Bloomberg predicts that the suburbs will become more like cities, with denser housing and better transit, to attract people fleeing increasingly expensive urban areas. Likewise, as Britons continue to work from home, London is seeing the rise of small towns over the city center (Guardian). Meanwhile, Streetsblog decoded President Trump's racist dog-whistle in the Wall Street Journal on Monday.
With all the focus on climate change, don’t forget that the much older problem of air pollution is still with us. The benefit to air quality alone is worth the cost of shifting away from fossil fuels. (Vox)

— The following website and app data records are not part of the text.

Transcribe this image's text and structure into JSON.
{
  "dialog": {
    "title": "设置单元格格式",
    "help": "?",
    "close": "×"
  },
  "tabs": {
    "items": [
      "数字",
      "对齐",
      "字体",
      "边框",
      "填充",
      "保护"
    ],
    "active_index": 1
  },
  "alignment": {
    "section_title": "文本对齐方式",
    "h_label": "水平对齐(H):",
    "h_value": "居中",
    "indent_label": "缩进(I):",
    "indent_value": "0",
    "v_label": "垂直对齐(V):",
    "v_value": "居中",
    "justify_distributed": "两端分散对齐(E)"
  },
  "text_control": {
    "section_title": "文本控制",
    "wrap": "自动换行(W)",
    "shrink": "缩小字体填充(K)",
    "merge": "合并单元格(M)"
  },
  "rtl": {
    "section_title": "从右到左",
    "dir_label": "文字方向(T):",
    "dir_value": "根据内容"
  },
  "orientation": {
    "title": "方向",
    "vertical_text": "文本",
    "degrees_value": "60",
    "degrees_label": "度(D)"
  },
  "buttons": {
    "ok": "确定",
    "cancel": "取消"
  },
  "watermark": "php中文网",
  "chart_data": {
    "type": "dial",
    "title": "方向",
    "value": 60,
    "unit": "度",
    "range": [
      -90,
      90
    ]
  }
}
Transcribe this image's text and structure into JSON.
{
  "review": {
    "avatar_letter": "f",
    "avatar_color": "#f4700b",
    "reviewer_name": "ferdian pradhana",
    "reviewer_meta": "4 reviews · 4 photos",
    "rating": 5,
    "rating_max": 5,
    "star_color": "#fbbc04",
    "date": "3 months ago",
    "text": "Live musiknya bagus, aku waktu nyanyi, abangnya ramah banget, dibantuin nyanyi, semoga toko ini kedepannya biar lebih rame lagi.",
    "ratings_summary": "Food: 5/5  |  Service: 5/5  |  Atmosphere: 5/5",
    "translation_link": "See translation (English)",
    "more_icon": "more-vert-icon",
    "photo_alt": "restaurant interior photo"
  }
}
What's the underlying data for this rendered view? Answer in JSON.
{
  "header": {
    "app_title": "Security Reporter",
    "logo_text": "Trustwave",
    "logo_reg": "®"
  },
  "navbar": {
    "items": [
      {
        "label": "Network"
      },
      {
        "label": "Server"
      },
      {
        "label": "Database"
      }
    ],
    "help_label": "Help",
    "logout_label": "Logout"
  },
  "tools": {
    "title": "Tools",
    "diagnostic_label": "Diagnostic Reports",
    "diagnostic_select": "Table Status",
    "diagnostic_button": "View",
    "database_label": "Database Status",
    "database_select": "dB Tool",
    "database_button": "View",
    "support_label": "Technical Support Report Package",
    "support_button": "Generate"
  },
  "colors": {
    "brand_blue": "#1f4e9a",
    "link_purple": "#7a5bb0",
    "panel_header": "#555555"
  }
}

Good design can bring cities together and relieve the trauma inflicted on Black communities. (Reuters)
Fast Company profiles BlackSpace, a coalition of architects, planners and others seeking to change the at best neglectful and at worst overtly racist ways cities have developed along socio-economic lines.

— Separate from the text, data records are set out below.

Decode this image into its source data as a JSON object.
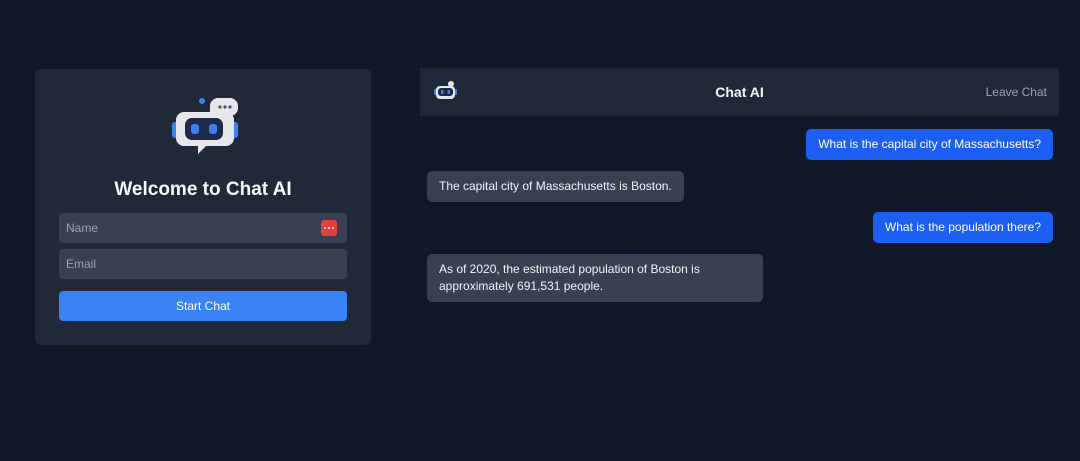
{
  "login": {
    "title": "Welcome to Chat AI",
    "name_placeholder": "Name",
    "email_placeholder": "Email",
    "start_button": "Start Chat"
  },
  "header": {
    "title": "Chat AI",
    "leave_button": "Leave Chat"
  },
  "messages": [
    {
      "role": "user",
      "text": "What is the capital city of Massachusetts?"
    },
    {
      "role": "bot",
      "text": "The capital city of Massachusetts is Boston."
    },
    {
      "role": "user",
      "text": "What is the population there?"
    },
    {
      "role": "bot",
      "text": "As of 2020, the estimated population of Boston is approximately 691,531 people."
    }
  ],
  "colors": {
    "background": "#111827",
    "panel": "#1f2937",
    "input": "#374151",
    "accent": "#3b82f6",
    "user_bubble": "#1d5ef5",
    "password_badge": "#e53e3e"
  },
  "icons": {
    "logo": "robot-chat-icon",
    "password_manager": "password-manager-icon"
  }
}
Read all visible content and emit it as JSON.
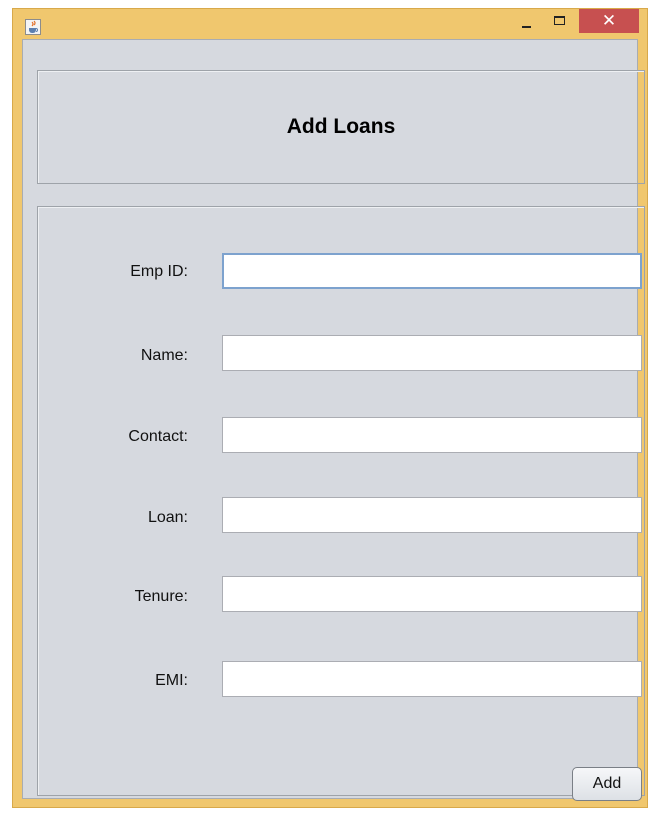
{
  "window": {
    "title": "",
    "controls": {
      "close_glyph": "✕"
    }
  },
  "header": {
    "title": "Add Loans"
  },
  "form": {
    "fields": [
      {
        "label": "Emp ID:",
        "value": "",
        "focused": true
      },
      {
        "label": "Name:",
        "value": "",
        "focused": false
      },
      {
        "label": "Contact:",
        "value": "",
        "focused": false
      },
      {
        "label": "Loan:",
        "value": "",
        "focused": false
      },
      {
        "label": "Tenure:",
        "value": "",
        "focused": false
      },
      {
        "label": "EMI:",
        "value": "",
        "focused": false
      }
    ],
    "add_label": "Add"
  },
  "colors": {
    "window_frame": "#f0c76e",
    "content_bg": "#d6d9df",
    "close_button": "#c75050",
    "focus_border": "#7da2ce"
  },
  "icons": {
    "app": "java-cup-icon",
    "minimize": "minimize-icon",
    "maximize": "maximize-icon",
    "close": "close-icon"
  }
}
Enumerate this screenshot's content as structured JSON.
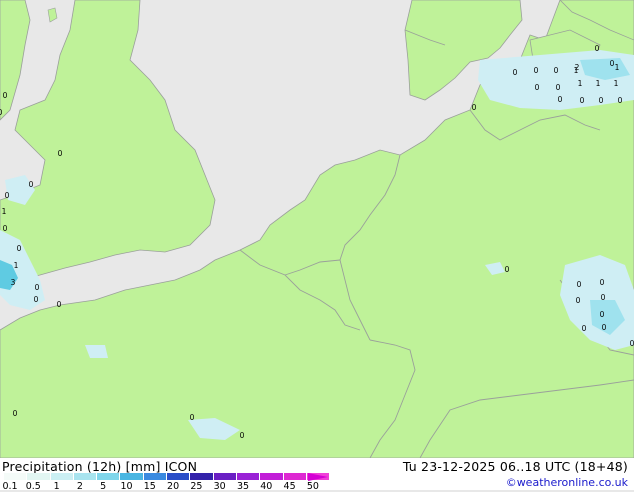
{
  "title": "Precipitation (12h) [mm] ICON",
  "datetime": "Tu 23-12-2025 06..18 UTC (18+48)",
  "credit": "©weatheronline.co.uk",
  "colors": {
    "land": "#bff299",
    "sea": "#e8e8e8",
    "border": "#9aa09a",
    "precip_light": "#cfeef4",
    "precip_mid": "#9fe2ee",
    "precip_strong": "#5fcbe2"
  },
  "legend": {
    "labels": [
      "0.1",
      "0.5",
      "1",
      "2",
      "5",
      "10",
      "15",
      "20",
      "25",
      "30",
      "35",
      "40",
      "45",
      "50"
    ],
    "colors": [
      "#f4fbf8",
      "#e2f6f2",
      "#cbeff3",
      "#a8e4ef",
      "#80d6eb",
      "#4ab6e2",
      "#3a8ae0",
      "#2a4ec8",
      "#3322aa",
      "#6a1fc4",
      "#9a22d6",
      "#c21ed8",
      "#de28d2",
      "#f040d8"
    ]
  },
  "station_values": [
    {
      "label": "0",
      "id": "w1"
    },
    {
      "label": "0",
      "id": "w2"
    },
    {
      "label": "0",
      "id": "w3"
    },
    {
      "label": "0",
      "id": "w4"
    },
    {
      "label": "0",
      "id": "w5"
    },
    {
      "label": "1",
      "id": "w6"
    },
    {
      "label": "0",
      "id": "w7"
    },
    {
      "label": "1",
      "id": "w8"
    },
    {
      "label": "3",
      "id": "w9"
    },
    {
      "label": "0",
      "id": "w10"
    },
    {
      "label": "0",
      "id": "w11"
    },
    {
      "label": "0",
      "id": "w12"
    },
    {
      "label": "0",
      "id": "w13"
    },
    {
      "label": "0",
      "id": "w14"
    },
    {
      "label": "0",
      "id": "s1"
    },
    {
      "label": "0",
      "id": "s2"
    },
    {
      "label": "0",
      "id": "d1"
    },
    {
      "label": "0",
      "id": "d2"
    },
    {
      "label": "0",
      "id": "d3"
    },
    {
      "label": "0",
      "id": "d4"
    },
    {
      "label": "1",
      "id": "d5"
    },
    {
      "label": "0",
      "id": "d6"
    },
    {
      "label": "2",
      "id": "d7"
    },
    {
      "label": "1",
      "id": "d8"
    },
    {
      "label": "0",
      "id": "d9"
    },
    {
      "label": "0",
      "id": "d10"
    },
    {
      "label": "1",
      "id": "d11"
    },
    {
      "label": "1",
      "id": "d12"
    },
    {
      "label": "0",
      "id": "d13"
    },
    {
      "label": "0",
      "id": "d14"
    },
    {
      "label": "0",
      "id": "d15"
    },
    {
      "label": "1",
      "id": "d16"
    },
    {
      "label": "0",
      "id": "d17"
    },
    {
      "label": "0",
      "id": "d18"
    },
    {
      "label": "0",
      "id": "e1"
    },
    {
      "label": "0",
      "id": "e2"
    },
    {
      "label": "0",
      "id": "e3"
    },
    {
      "label": "0",
      "id": "e4"
    },
    {
      "label": "0",
      "id": "e5"
    },
    {
      "label": "0",
      "id": "e6"
    },
    {
      "label": "0",
      "id": "e7"
    },
    {
      "label": "0",
      "id": "e8"
    },
    {
      "label": "0",
      "id": "e9"
    }
  ]
}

Uber and Lyft’s fight with California over labor rights is just beginning. (Cap Radio)
San Diego officials unveiled a $177-billion plan to radically transform transit in the region by 2050, with 350 miles of high-speed rail, transit hubs, autonomous shuttles and bus express lanes. Although some conservatives are pushing to widen freeways instead, a referendum on the plan could come as early as 2022. (Encinitas Advocate)
D.C. Metro service returns to nearly normal this week, nearly doubling after drastic coronavirus cutbacks. (Washington Post)

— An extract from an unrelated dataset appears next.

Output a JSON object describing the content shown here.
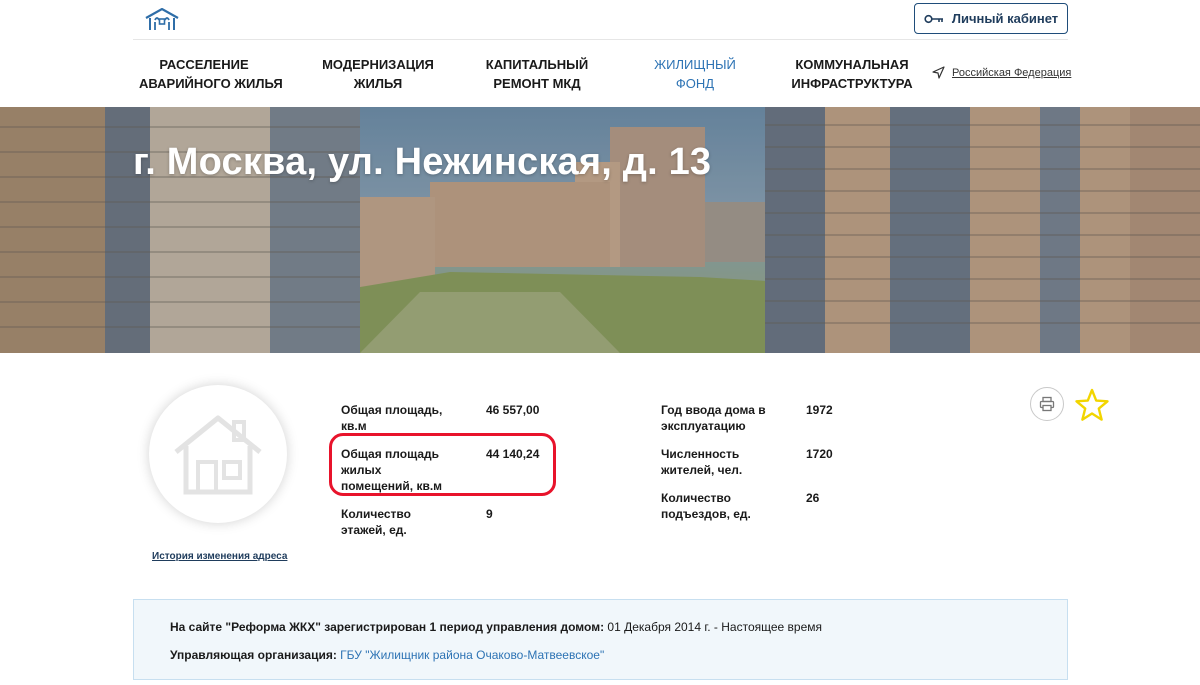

New policies in Salt Lake City will bring sidewalks, bike lanes and greenspace to streets that are solely for moving cars. (Salt Lake Tribune)
Austin and its transit agency, Cap Metro, have formed a new organization to oversee the $7-billion Project Connect transit plan. (KUT)
After rolling around empty since the pandemic started in March, the Cincinnati streetcar will once again start ferrying passengers Sept. 2. And it will be free to ride. (WLWT)
Philadelphia is installing GPS on Indego bikes after 330 of 1,400 went missing so far this year. (Billy Penn)
The Pensacola Bay Bridge has a new multi-use path, so cyclists and pedestrians can finally safely cross it. (News Journal)
This week we’re joined by Bob Searns to talk about his new book and grand ideas for walking trails that circle whole regions and more local routes that make up a new mode of green infrastructure in cities.